"We know that the law doesn’t work for gender violence survivors," she said. "Many of the myths and assumptions and forms of skepticism that we see from judges approaching rape victims and other kinds of sexual assault victims are likely to be present in stealthing cases."
Brosky noted in her study that new laws may be needed.
"The law isn’t the answer for everyone, and it can’t fix every problem every time," she told HuffPost. "One of my goals with the article, and in proposing a new statute, is to provide a vocabulary and create ways for people to talk about what is a really common experience that just is too often dismissed as just 'bad sex' instead of 'violence.'"
WTSP asked some college students at the University of South Florida in Tampa, Florida, if they had ever heard of stealthing.
"I've seen it in social media," one student said.
Another student added, It's not ethical and it's not right."
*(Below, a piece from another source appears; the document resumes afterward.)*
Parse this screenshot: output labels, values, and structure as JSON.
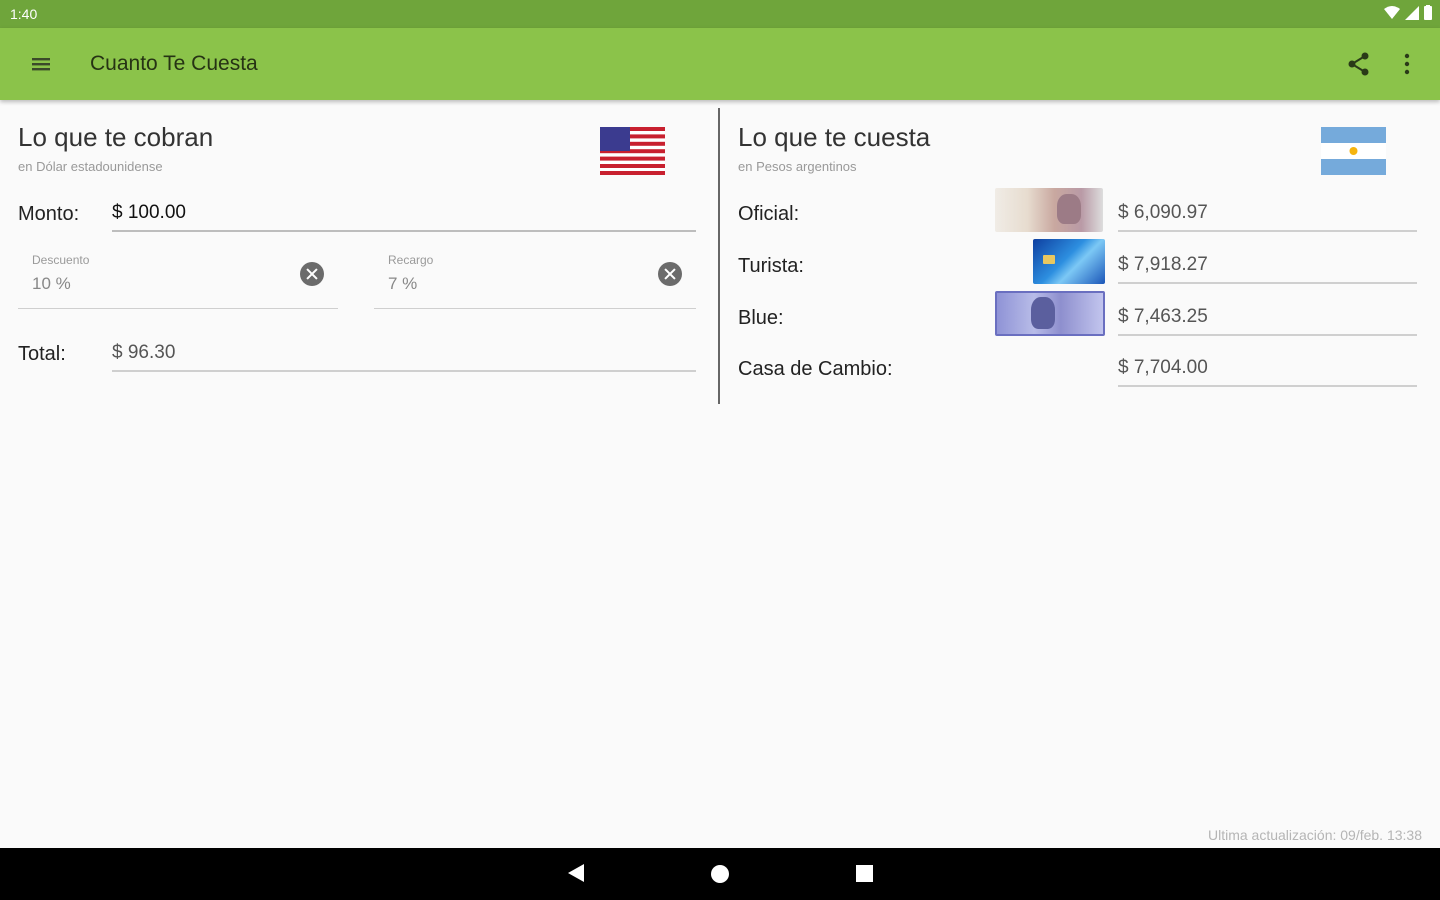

"You're susceptible to STDs, pregnancy, stuff like that," another said. "Emotional trauma."